CARSHALTON and Wallington MP Tom Brake has pledged to continue with the Reform Renting campaign following plans to ban letting fees announced in yesterday’s Autumn Statement.
The Liberal Democrat said he would not relent in fighting for more reforms, including mandatory electrical checks and a rogue landlords’ register.
He slammed the Government’s ‘previous ambivalence’ to issues raised in the Renters’ Rights Bill, presented to Parliament by the Lib Dems in June.
“The prime minister previously voted against the proposed bans on letting fees and the housing minister stated just months ago that bans were a ‘bad idea’,” he said.
“The Liberal Democrats will continue putting pressure on the Government to ensure that they stick to their word and fully implement these essential reforms.”
Letting Fees UK research highlights astronomical letting fees with agencies in Croydon charging average £448.
Some agencies in the borough charge as much as £698 per person.
Similarly high numbers were reported in Wandsworth, with average fees at £379, and the Lambeth average is £403.
Research by housing and homeless charity Shelter found one in seven private renters pay more than £500 in fees.
Its chief executive Campbell Robb said: “Millions of renters in England have felt the financial strain of unfair letting agent fees for far too long, so we’re delighted with the Government’s decision to ban them.
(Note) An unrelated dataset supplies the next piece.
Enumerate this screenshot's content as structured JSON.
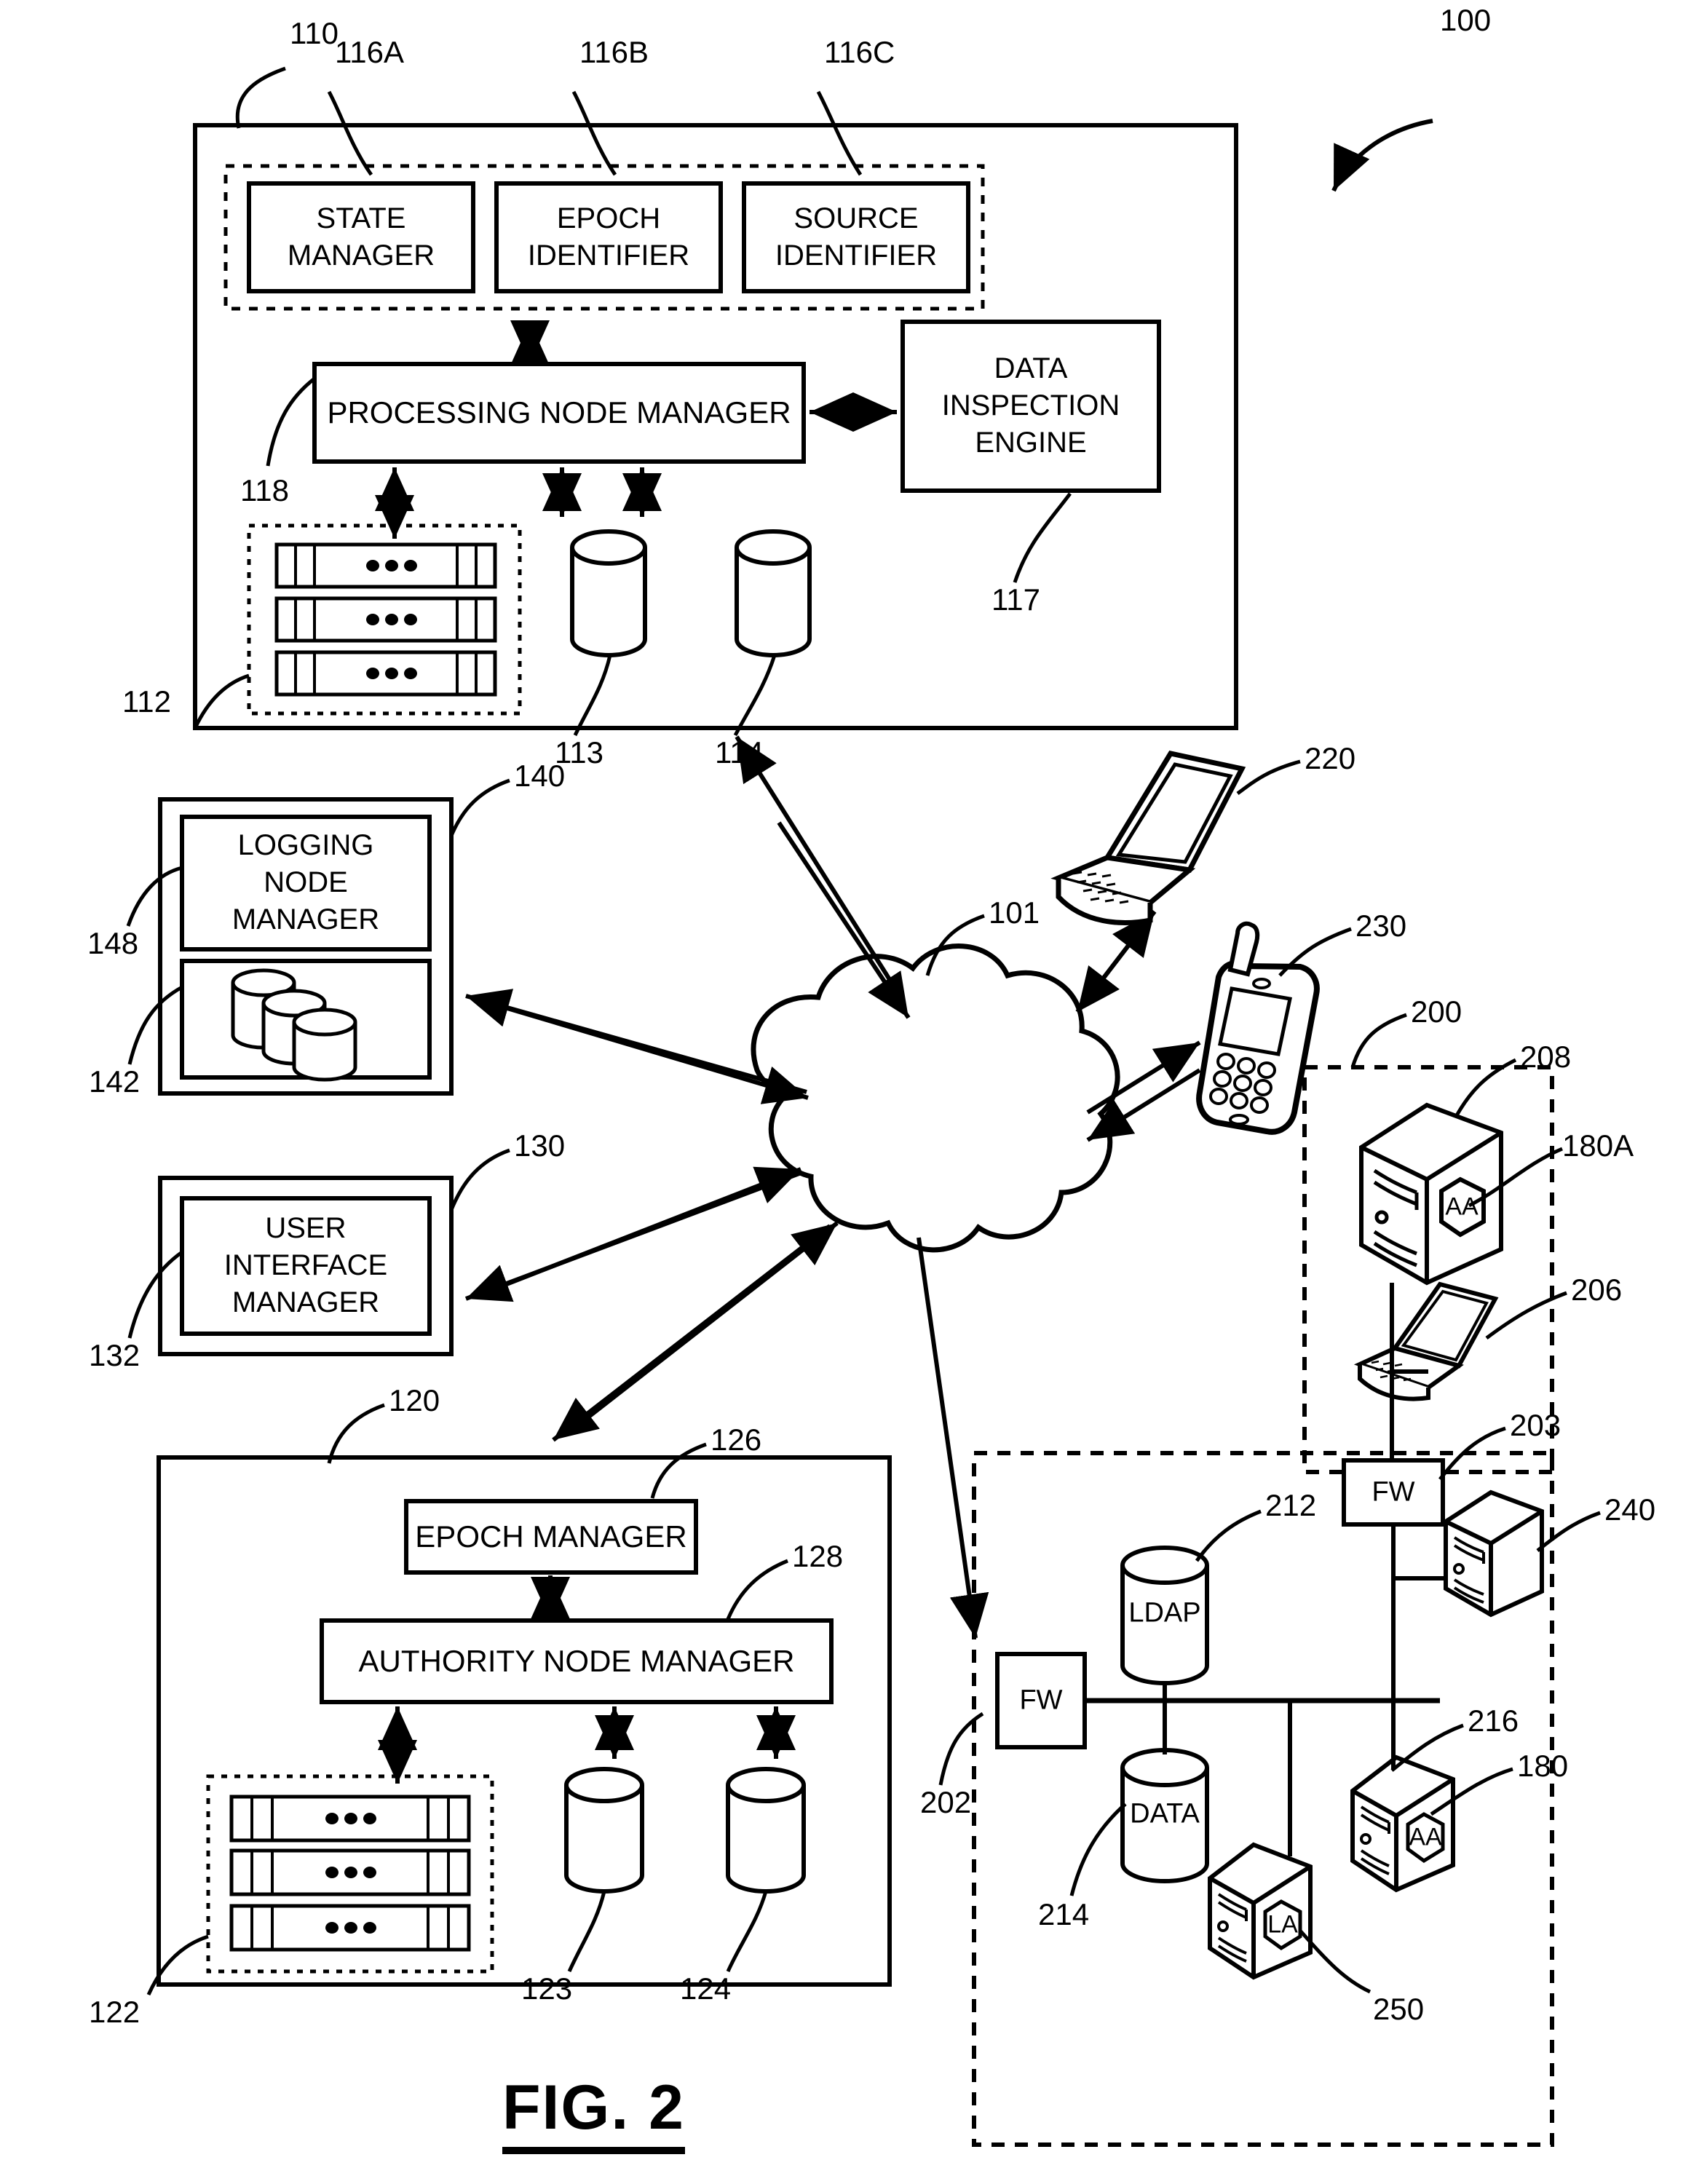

“This will make a huge difference to all those scraping by in our expensive, unstable renting market.”
The charity has been working with Generation Rent calling for further policy against unfair evictions.
Their interim director Dan Craw said: “The ban will benefit tenants in many ways, by ending the need to raid savings in order to move, by making it easier to compare properties, by giving them greater bargaining power and by removing an incentive for letting agents to churn properties.
“This is a step towards a healthier housing market but won’t fix the crisis – especially in London where rents are unaffordable for ordinary earners.
“We need much greater action on rents, including building more homes, while giving renters greater protection against unfair evictions.”
Green London Assembly Member Sian Berry also highlighted the need for more action to ensure Londoners are not priced out of the rental market.
She said: “Too many London renters are driven into debt when we move because of the nasty, unpredictable shock of sky-high fees being charged for seemingly trivial services like printing an inventory.
“But an end to letting agent fees alone won’t stop Londoners being priced out of our city.”
She called to London Mayor Sadiq Khan to do more to ensure that ‘power is devolved for cities to set controls on rent rises’.
“With 30% of the UK’s renters living in London, and with our average rents now about £1,500 per month, London’s renters need more action from this Autumn Statement,” she said.
Abolishment of letting fees will significantly affect renters in London where, according to research by HomeLet, rental figures are 71% higher than the rest of the UK.